Activity => No pictures in the copy. Write out the listing below exactly.

Data for this exercise =>

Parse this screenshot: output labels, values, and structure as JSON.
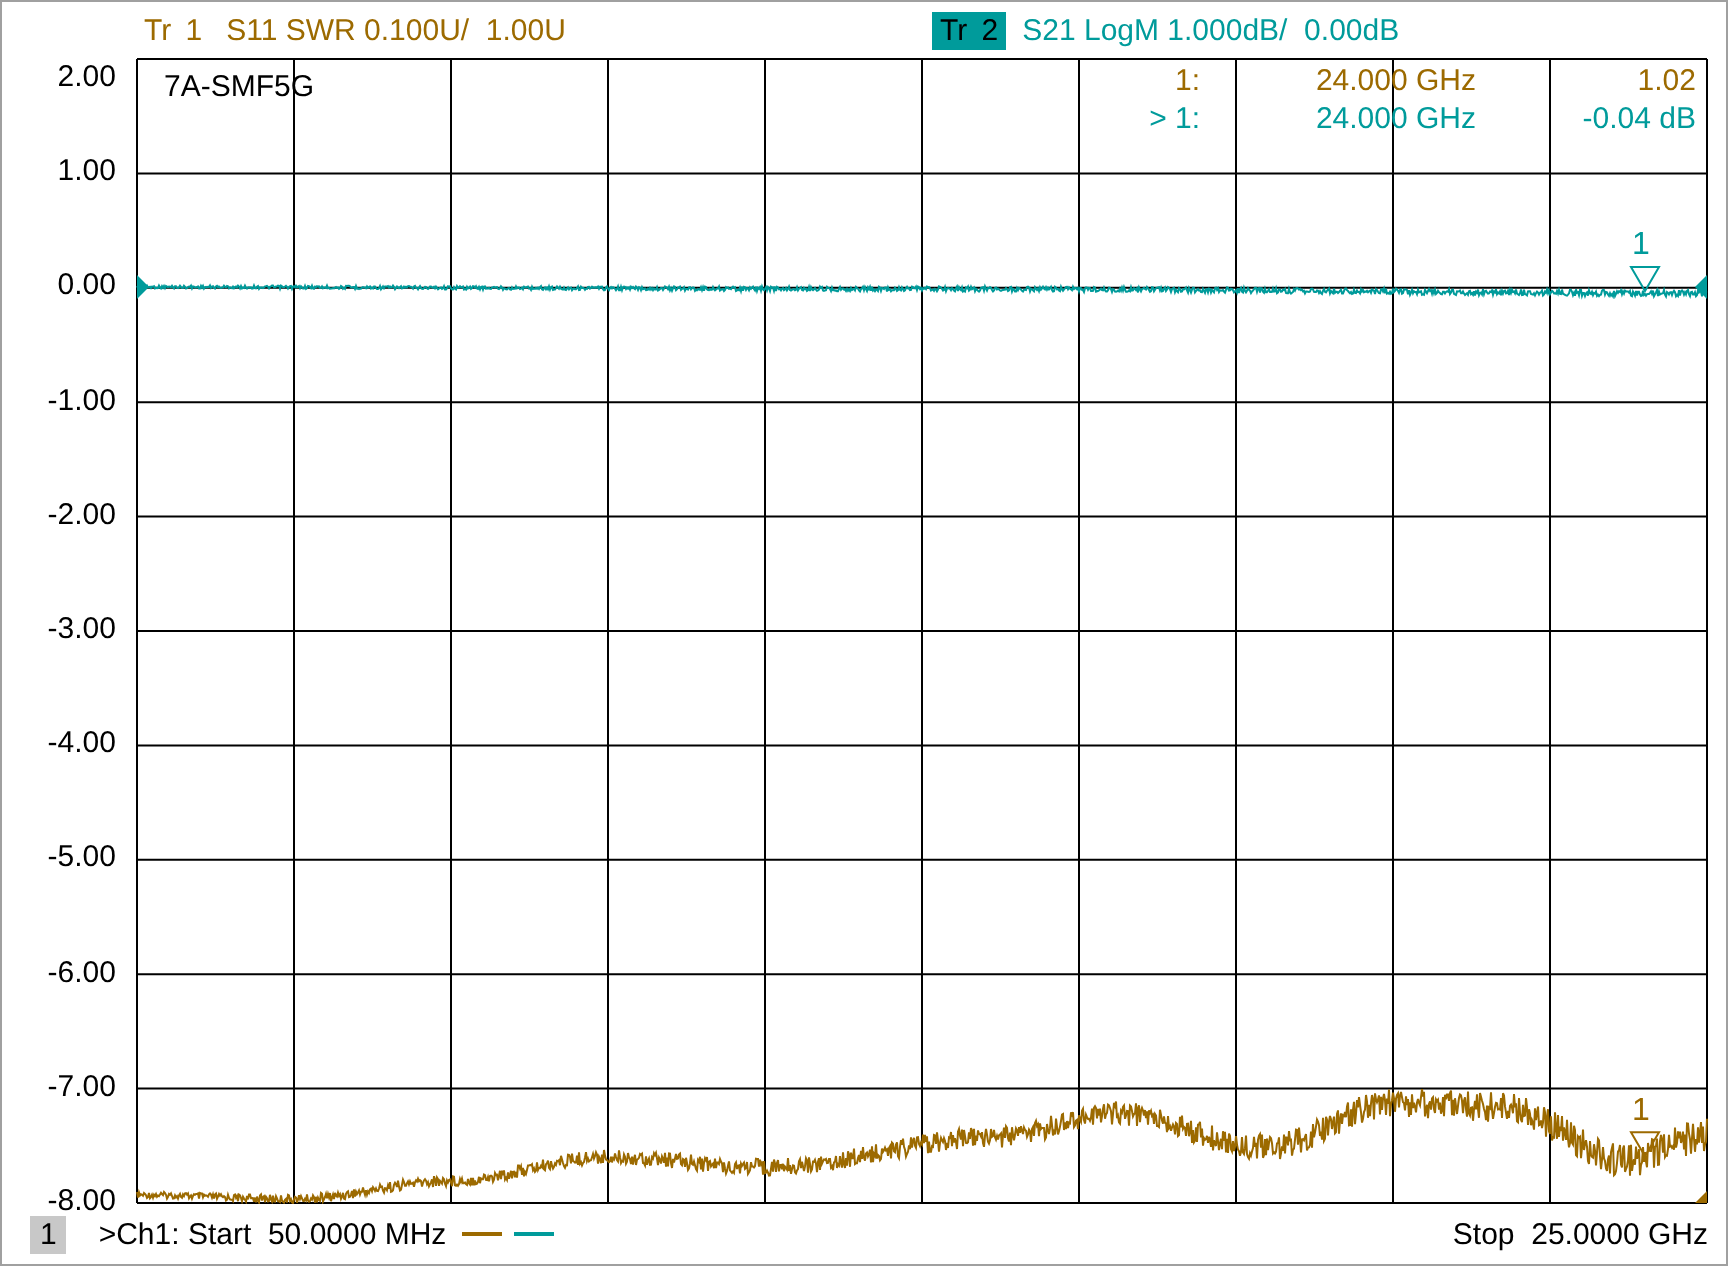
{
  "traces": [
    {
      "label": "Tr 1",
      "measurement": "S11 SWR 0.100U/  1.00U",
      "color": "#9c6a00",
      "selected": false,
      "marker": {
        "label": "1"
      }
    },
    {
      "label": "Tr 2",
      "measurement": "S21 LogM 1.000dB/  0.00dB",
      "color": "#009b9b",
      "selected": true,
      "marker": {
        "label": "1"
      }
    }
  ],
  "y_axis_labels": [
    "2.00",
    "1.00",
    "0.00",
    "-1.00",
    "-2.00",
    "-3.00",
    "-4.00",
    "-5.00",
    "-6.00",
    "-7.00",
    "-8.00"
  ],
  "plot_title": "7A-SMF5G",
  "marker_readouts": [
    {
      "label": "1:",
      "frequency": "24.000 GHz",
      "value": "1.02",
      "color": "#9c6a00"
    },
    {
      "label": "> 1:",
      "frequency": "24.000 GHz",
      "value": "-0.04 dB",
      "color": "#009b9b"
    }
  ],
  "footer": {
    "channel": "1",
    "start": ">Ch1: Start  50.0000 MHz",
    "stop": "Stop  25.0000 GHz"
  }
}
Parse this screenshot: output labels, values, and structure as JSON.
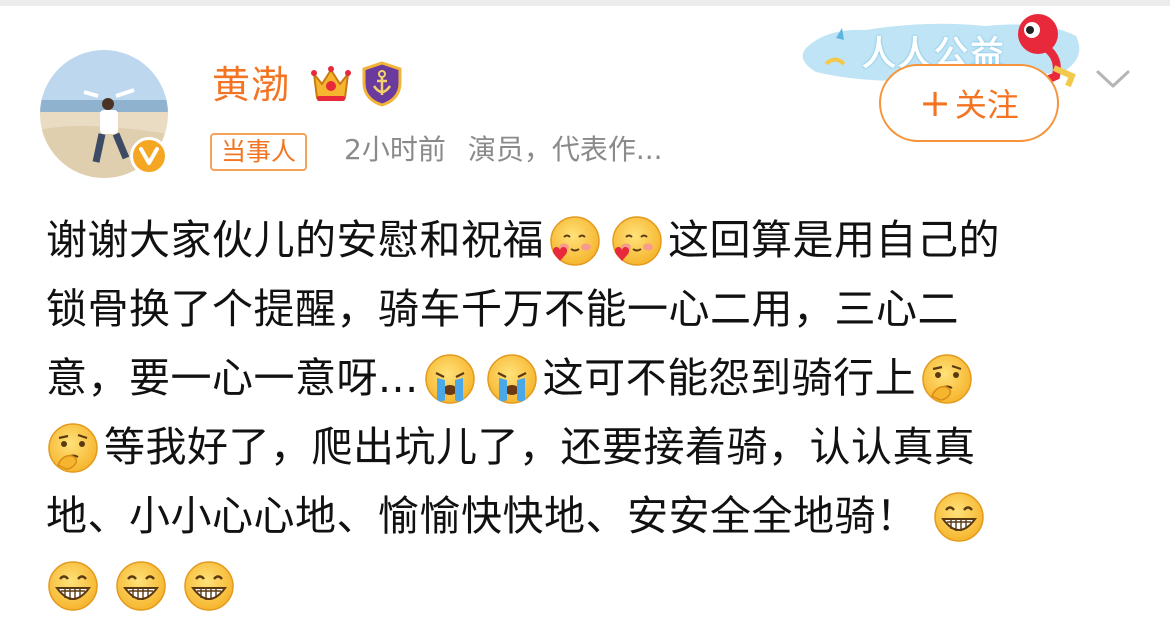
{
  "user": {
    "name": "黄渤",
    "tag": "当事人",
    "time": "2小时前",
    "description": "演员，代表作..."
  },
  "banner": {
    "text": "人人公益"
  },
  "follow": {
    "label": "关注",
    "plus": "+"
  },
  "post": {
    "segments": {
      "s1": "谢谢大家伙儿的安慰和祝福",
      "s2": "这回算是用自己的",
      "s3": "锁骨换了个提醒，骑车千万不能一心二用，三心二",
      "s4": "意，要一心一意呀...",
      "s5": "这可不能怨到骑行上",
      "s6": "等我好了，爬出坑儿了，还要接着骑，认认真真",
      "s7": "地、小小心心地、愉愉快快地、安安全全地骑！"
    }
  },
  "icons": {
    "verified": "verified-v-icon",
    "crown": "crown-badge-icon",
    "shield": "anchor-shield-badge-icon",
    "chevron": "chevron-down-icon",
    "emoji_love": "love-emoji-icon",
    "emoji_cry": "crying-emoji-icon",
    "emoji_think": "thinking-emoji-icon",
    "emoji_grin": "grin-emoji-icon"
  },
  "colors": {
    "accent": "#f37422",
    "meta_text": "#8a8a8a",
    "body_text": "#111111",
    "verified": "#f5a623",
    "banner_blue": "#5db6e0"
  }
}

Output for this exercise =>
Parse this screenshot: output labels, values, and structure as JSON.
{
  "traces": [
    {
      "label": "Tr 1",
      "measurement": "S11 SWR 0.100U/  1.00U",
      "color": "#9c6a00",
      "selected": false,
      "marker": {
        "label": "1"
      }
    },
    {
      "label": "Tr 2",
      "measurement": "S21 LogM 1.000dB/  0.00dB",
      "color": "#009b9b",
      "selected": true,
      "marker": {
        "label": "1"
      }
    }
  ],
  "y_axis_labels": [
    "2.00",
    "1.00",
    "0.00",
    "-1.00",
    "-2.00",
    "-3.00",
    "-4.00",
    "-5.00",
    "-6.00",
    "-7.00",
    "-8.00"
  ],
  "plot_title": "7A-SMF5G",
  "marker_readouts": [
    {
      "label": "1:",
      "frequency": "24.000 GHz",
      "value": "1.02",
      "color": "#9c6a00"
    },
    {
      "label": "> 1:",
      "frequency": "24.000 GHz",
      "value": "-0.04 dB",
      "color": "#009b9b"
    }
  ],
  "footer": {
    "channel": "1",
    "start": ">Ch1: Start  50.0000 MHz",
    "stop": "Stop  25.0000 GHz"
  }
}
Parse this screenshot: output labels, values, and structure as JSON.
{
  "user": {
    "name": "黄渤",
    "tag": "当事人",
    "time": "2小时前",
    "description": "演员，代表作..."
  },
  "banner": {
    "text": "人人公益"
  },
  "follow": {
    "label": "关注",
    "plus": "+"
  },
  "post": {
    "segments": {
      "s1": "谢谢大家伙儿的安慰和祝福",
      "s2": "这回算是用自己的",
      "s3": "锁骨换了个提醒，骑车千万不能一心二用，三心二",
      "s4": "意，要一心一意呀...",
      "s5": "这可不能怨到骑行上",
      "s6": "等我好了，爬出坑儿了，还要接着骑，认认真真",
      "s7": "地、小小心心地、愉愉快快地、安安全全地骑！"
    }
  },
  "icons": {
    "verified": "verified-v-icon",
    "crown": "crown-badge-icon",
    "shield": "anchor-shield-badge-icon",
    "chevron": "chevron-down-icon",
    "emoji_love": "love-emoji-icon",
    "emoji_cry": "crying-emoji-icon",
    "emoji_think": "thinking-emoji-icon",
    "emoji_grin": "grin-emoji-icon"
  },
  "colors": {
    "accent": "#f37422",
    "meta_text": "#8a8a8a",
    "body_text": "#111111",
    "verified": "#f5a623",
    "banner_blue": "#5db6e0"
  }
}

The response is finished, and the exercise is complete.